On September 23rd, the government filed a Motion to Modify the Court’s order granting summary judgment for the plaintiffs, requesting that that the Court remand the case without vacatur, or stay the portion of the Order vacating the Final Rule for 60 days to allow time for the defendant to consider an appeal, noting that an immediate vacatur would result in “no payment rule in effect and no methodology by which Defendant could make payments for affected outpatient hospital claims.” Plaintiffs responded in their September 30, 2019, Opposition to Defendant’s Motion to Modify the Order arguing that no new rule is required.
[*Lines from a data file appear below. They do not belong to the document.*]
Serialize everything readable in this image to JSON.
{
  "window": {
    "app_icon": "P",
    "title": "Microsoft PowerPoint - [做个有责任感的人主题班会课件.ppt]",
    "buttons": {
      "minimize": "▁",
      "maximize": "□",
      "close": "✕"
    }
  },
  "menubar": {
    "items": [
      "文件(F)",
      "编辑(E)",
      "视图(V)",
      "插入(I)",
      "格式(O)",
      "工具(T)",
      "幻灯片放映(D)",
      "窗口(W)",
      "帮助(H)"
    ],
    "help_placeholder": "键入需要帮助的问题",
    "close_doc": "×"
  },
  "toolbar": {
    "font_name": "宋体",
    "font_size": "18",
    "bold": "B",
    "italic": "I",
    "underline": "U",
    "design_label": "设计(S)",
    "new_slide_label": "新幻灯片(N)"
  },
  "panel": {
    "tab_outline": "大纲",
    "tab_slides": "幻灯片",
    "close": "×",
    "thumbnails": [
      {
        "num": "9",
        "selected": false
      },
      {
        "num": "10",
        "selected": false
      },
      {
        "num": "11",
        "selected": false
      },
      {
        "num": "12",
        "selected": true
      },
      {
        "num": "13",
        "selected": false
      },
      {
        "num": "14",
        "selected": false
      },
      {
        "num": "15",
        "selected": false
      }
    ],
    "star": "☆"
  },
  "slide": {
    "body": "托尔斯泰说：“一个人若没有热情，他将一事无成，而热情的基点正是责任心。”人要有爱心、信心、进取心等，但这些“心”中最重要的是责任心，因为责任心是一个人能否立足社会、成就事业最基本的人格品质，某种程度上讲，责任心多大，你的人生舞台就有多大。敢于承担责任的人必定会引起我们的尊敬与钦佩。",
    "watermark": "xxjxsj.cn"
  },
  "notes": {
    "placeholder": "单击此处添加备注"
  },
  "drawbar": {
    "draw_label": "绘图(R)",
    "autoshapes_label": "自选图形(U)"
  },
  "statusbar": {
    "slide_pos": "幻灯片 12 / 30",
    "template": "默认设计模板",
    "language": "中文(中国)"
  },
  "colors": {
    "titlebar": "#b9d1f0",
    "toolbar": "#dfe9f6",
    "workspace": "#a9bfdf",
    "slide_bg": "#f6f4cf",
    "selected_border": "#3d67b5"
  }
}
Plaintiffs stated that the removal of the rate reduction that had been imposed by the Final Rule would result in the default, published rate for hospital clinic visits at grandfathered off-campus provider-based departments, as Congress intended.
Stay tuned to see what happens next and how hospitals will be compensated for underpayments for hospital clinic visits since January 1, 2019.